Are neobanks real banks?
Monday, 21 October 2019
You may have seen ads for mobile banking apps that offer simple, low-cost accounts and helpful budgeting and saving features.
These "neobanks" typically provide no-fee checking and savings accounts, smooth, user-friendly platforms and debit cards with access to free ATM networks.
Customers can conduct all their business online without having to visit a bank branch, and usually don't incur overdraft fees. Neobank interest rates often beat the market average.
Are neobanks actually banks, though? It depends.
Technically, many of these neobanks don't qualify as real banks , but they often team with regulated banks to offer accounts with the same protection. As bankrate.com noted last year, most neobanks lack state or federal bank charters, as well as the Federal Deposit Insurance Corporation (FDIC) coverage that safeguards customers' funds.
If a neobank has joined with a chartered bank to offer accounts that are FDIC-insured, your deposits would be covered, up to the legal limits, in the unlikely event of bank failure. Consumers also might find some neobanks that do qualify as real banks on their own.

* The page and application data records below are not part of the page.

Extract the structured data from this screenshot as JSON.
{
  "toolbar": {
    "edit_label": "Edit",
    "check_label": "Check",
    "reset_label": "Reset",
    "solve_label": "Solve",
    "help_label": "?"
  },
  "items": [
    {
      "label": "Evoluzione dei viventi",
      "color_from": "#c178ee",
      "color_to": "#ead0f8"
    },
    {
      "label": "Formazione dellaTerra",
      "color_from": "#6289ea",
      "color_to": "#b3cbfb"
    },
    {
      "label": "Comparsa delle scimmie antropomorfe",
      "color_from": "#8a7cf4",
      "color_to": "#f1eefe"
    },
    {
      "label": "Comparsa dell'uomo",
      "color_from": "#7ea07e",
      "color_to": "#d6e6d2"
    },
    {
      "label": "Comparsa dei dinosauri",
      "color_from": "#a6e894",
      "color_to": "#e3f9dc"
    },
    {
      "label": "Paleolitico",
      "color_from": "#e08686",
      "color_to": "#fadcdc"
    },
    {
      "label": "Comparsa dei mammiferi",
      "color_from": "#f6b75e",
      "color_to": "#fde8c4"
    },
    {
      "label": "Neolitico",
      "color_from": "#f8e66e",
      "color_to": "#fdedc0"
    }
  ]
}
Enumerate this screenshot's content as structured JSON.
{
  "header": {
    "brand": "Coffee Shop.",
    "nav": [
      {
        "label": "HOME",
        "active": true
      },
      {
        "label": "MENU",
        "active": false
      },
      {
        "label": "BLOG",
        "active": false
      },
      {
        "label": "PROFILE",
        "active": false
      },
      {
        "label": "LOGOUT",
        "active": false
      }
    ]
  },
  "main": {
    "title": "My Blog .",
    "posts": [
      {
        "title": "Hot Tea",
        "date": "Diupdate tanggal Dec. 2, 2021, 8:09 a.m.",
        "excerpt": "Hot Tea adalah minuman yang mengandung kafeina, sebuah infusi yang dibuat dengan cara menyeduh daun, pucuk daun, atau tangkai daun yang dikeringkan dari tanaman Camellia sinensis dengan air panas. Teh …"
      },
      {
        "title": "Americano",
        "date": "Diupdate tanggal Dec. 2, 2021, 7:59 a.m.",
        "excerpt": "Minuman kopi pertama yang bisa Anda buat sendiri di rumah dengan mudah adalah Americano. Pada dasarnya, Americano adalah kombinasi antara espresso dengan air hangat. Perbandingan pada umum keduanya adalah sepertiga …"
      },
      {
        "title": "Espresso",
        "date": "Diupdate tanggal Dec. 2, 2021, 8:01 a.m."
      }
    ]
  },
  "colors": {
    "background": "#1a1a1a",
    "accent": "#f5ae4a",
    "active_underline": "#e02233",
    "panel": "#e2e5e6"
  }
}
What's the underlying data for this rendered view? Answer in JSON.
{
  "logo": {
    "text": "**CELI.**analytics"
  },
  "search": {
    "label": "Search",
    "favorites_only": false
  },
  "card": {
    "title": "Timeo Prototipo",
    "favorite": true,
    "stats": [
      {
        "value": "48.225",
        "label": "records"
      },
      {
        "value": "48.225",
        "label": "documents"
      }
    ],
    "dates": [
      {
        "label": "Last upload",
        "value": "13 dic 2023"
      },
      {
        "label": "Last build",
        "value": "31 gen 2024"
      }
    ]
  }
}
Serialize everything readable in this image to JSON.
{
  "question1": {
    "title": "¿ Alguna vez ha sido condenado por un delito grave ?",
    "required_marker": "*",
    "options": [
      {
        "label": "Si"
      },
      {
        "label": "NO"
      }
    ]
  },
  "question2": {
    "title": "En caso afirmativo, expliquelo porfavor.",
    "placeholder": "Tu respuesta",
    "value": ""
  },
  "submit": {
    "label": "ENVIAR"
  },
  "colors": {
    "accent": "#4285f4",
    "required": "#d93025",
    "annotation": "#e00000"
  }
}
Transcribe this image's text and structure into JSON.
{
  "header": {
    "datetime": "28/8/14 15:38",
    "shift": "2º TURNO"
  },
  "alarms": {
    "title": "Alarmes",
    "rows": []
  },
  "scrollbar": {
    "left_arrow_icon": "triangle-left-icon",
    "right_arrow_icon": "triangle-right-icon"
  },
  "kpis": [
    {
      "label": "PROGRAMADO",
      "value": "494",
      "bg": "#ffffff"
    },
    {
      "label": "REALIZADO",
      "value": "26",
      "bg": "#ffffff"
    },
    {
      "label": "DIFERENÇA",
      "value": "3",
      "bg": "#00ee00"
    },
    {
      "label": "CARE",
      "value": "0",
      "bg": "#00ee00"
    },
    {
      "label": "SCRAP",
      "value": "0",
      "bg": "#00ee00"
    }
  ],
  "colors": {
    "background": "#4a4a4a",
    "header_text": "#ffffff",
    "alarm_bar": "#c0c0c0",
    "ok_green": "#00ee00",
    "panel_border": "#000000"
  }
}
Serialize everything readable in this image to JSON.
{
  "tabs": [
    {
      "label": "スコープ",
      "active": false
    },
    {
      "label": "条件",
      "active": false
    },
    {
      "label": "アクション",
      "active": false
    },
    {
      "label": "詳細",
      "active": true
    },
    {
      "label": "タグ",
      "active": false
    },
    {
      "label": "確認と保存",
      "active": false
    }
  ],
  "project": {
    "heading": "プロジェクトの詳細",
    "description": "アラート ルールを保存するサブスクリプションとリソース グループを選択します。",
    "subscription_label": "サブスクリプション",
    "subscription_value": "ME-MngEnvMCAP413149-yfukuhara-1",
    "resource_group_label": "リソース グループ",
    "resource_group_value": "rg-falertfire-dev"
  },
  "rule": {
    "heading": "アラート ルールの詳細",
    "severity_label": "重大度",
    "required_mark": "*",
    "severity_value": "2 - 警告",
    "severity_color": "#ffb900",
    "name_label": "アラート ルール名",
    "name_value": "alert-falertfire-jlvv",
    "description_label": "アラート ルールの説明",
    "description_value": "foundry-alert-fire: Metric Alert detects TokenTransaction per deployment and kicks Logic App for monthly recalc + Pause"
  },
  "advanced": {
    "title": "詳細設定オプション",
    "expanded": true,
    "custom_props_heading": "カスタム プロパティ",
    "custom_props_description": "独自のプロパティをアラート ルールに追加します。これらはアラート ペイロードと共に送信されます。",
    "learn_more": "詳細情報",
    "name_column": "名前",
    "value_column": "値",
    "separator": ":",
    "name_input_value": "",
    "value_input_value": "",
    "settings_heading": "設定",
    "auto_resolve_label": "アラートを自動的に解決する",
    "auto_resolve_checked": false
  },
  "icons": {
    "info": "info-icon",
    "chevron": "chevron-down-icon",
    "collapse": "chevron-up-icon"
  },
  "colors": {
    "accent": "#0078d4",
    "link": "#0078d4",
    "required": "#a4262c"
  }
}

Neobanks first appeared early this decade, formed by fintech startups aiming to challenge standard banks and appeal to people without regular bank accounts. Since then, some of those traditional banks have partnered with or acquired neobanks, or launched their own neobank-style businesses.
BBVA purchased neobank Simple more than five years ago. BBVA, as an FDIC-insured bank, holds Simple customers' funds, while Simple handles its own mobile app and features designed to help track spending, saving and goals. Like other neobanks, Simple says it wants to change banking.
BBVA also has another subsidiary, Azlo, which is a financial services app targeting entrepreneurs.
Consumers need to decide for themselves whether neobanks with online tools and support or traditional banks with branches and tellers in addition to an internet presence, make more sense for them. If you do go the neobank route, check the company's app or website to make sure it's affiliated with, or part of, a real bank with FDIC insurance.
The content provided is for informational purposes only. Neither BBVA USA, nor any of its affiliates, is providing legal, tax, or investment advice. You should consult your legal, tax, or financial advisor about your personal situation. Opinions expressed are those of the author(s) and do not necessarily represent the opinions of BBVA USA or any of its affiliates.
Links to third party sites are provided for your convenience and do not constitute an endorsement. BBVA USA does not provide, is not responsible for, and does not guarantee the products, services or overall content available at third party sites. These sites may not have the same privacy, security or accessibility standards.
You may also be interested in:
Savings & Budgeting
Why should I choose a neobank?
Neobanks, virtual banks with no- or low-fee accounts, higher interest rates, helpful money-handling tools and user-friendly platforms, may be a strong choice for tech-savvy consumers seeking a different banking option. Customers need to be comfortable conducting their transactions online or via mobile app.
What's a smart debt?
Debt can be a smart financial tool if you use it correctly. Do you know if your debt helping or hurting your financial future? Get insider tips here.
Savings & Budgeting
Who regulates fintechs?
Fintech firms — mobile neobanks, payment apps and online lenders — are challenging and changing the traditional financial services environment. Who regulates them? It depends on the particular fintech and the services it offers.